I asked my friends Audrey and Jerry why this happens, and they said that when they sing they’re thinking of their ancestors, their loved ones. 
I found a translation of the words, written by Queen Lili`uokalani [10 extra points if you can pronounce her beautiful name]. 

One verse shares these thoughts: 

Sweet memories come back to me
Bringing fresh remembrances of the past
Dearest one, yes, you are mine own
From you, true love shall never depart

No wonder this fond farewell often brings tears to those who sing it and to those who hear it.  “One fond embrace until we meet again.” 
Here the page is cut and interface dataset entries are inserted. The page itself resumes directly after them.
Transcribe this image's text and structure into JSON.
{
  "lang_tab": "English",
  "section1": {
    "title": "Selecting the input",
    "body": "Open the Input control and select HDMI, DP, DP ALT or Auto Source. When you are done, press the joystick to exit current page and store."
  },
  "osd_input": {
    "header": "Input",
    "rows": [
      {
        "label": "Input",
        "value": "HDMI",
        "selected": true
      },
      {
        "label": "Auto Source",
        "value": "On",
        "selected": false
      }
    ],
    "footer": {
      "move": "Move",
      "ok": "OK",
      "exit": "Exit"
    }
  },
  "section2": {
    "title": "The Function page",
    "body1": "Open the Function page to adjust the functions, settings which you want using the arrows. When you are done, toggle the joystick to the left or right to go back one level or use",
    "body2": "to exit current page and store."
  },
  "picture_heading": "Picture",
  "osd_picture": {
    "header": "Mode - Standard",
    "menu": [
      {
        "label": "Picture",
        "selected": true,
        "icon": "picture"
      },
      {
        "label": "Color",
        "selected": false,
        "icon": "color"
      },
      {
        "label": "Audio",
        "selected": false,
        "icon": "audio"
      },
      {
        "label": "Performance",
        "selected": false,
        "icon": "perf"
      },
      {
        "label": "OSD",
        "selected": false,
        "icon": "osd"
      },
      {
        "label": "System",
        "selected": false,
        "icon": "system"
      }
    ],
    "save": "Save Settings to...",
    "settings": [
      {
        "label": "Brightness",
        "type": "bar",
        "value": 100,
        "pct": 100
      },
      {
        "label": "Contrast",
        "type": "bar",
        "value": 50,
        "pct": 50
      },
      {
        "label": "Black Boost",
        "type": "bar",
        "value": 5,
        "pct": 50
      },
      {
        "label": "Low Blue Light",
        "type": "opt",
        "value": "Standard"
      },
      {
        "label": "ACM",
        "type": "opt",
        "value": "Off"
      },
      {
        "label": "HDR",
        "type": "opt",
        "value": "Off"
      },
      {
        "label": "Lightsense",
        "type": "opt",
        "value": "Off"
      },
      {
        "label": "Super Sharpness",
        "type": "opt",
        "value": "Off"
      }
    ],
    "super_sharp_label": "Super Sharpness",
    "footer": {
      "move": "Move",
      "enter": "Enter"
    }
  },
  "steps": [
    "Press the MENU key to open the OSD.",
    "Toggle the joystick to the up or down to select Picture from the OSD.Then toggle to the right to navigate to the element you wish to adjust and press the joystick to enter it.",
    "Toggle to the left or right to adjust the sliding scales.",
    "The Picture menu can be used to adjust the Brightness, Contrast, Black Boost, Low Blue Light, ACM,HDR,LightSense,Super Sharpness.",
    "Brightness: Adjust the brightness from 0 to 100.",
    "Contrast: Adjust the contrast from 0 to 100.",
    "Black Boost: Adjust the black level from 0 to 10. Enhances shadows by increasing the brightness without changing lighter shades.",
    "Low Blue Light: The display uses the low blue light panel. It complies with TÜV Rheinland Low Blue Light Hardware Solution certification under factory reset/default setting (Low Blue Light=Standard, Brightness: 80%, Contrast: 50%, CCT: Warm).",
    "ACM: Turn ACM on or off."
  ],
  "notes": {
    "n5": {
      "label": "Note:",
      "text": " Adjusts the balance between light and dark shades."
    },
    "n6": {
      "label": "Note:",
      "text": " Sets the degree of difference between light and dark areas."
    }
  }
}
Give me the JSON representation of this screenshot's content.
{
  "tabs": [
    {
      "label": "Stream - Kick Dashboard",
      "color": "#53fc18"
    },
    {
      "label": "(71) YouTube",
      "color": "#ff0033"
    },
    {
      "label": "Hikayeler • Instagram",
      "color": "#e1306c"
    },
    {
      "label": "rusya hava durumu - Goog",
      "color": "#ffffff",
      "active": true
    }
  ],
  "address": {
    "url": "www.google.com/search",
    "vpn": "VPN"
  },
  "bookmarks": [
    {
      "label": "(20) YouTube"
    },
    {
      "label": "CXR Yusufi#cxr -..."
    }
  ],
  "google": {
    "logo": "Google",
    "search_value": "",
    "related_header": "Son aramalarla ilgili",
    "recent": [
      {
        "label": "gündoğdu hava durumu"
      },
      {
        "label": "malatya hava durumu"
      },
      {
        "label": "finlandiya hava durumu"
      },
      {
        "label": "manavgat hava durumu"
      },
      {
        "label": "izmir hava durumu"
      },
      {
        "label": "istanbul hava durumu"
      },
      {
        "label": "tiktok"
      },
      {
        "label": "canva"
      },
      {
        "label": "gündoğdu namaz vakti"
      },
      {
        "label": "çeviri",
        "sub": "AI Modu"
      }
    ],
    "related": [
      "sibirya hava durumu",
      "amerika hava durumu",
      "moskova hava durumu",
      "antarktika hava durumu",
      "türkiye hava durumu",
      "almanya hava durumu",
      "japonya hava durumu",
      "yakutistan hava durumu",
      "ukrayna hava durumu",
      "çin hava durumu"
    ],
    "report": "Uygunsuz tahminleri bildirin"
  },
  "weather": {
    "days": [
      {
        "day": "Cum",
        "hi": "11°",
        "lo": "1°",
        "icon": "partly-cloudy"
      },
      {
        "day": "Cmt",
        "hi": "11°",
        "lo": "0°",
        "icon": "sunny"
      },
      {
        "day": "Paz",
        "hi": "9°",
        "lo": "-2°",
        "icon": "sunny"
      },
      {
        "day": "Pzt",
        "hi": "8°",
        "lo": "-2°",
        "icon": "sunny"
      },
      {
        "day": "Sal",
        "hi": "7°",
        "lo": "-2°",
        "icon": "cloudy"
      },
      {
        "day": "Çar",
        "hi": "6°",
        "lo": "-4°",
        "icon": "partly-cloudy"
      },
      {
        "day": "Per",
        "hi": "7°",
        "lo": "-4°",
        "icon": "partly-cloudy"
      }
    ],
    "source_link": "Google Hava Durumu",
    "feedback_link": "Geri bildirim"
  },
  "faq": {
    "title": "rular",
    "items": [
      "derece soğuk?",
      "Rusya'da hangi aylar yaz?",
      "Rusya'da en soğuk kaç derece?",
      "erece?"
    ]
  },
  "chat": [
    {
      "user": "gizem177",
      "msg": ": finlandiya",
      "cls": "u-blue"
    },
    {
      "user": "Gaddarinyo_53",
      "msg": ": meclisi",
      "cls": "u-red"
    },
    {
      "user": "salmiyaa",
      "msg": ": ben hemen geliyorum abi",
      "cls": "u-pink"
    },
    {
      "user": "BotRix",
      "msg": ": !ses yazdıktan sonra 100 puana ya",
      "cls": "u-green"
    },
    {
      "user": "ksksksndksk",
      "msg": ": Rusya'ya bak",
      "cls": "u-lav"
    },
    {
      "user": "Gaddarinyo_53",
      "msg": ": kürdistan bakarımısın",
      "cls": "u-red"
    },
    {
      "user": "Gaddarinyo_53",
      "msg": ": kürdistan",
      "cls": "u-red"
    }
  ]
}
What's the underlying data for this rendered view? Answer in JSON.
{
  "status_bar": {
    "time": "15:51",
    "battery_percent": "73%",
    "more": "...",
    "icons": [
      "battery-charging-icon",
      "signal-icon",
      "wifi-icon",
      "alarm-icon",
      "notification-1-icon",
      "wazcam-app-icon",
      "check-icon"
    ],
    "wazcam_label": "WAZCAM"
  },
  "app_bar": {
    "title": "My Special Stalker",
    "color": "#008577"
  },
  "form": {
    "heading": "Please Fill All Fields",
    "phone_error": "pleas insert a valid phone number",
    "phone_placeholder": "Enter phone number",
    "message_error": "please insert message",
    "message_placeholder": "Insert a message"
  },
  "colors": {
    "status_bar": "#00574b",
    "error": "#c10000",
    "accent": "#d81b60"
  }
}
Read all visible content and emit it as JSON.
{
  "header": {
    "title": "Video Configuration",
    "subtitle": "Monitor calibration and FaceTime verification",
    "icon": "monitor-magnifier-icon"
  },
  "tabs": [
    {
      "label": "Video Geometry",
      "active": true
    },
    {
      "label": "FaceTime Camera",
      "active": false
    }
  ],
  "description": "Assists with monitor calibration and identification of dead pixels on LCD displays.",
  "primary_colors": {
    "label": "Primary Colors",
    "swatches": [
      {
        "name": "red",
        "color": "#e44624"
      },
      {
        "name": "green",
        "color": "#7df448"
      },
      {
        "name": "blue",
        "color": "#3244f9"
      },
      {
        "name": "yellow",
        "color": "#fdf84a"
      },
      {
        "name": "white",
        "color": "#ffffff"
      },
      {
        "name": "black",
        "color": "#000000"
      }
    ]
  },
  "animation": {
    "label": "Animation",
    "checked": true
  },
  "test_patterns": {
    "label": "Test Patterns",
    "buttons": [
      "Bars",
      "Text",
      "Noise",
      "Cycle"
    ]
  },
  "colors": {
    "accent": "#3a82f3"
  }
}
Hawaiians believe that words have deep meanings, and “Aloha” is one of the most sacred and powerful.  It’s a word not to be trivialized by using it carelessly or without sincerity.  It is to be used only if we truly feel “Aloha” within our hearts.

Elder John H. Groberg loves this word, stating that it is the spirit of the gospel.  In a message he gave, he pleaded that the people not lose “the soul-saving qualities as commonly encompassed in the word ‘Aloha.’  Don’t let frustration or cynicism or materialism or sin canker your soul and rob you of the life-giving joy of service.” 
(Alf Pratte, “News of the Church,” Ensign, Aug. 1978, 76)

While in English the word “Aloha” is used to say hello and goodbye, in the Hawaiian language it’s more than a word of greeting or farewell.  It encompasses love, affection, sympathy, compassion, mercy, pity, kindness, and grace. 

Maybe we could say that “Aloha never faileth.” 

The “Aloha Spirit” is so important in Hawaii that it’s even part of state law. 

The statute reminds Hawaii’s people that the “Aloha Spirit” is to be shared.

“Aloha” includes hearing what is not said, seeing what cannot be seen, and knowing that which cannot be known.

Imagine living by such beautiful thoughts, such beautiful words.  Doesn’t it remind you of a Christ-like way of living and being?  That’s what it has done and continues to do for me.    

“Aloha” is something that must be experienced in order to be understood. 

How about giving it a try? 

Even with my still limited experience and understanding, I really mean it when I send to each of you a warm “ALOHA!” 

I think I can hear you responding; MAHALO!  (Thank you!)  We’ll talk about that word another time.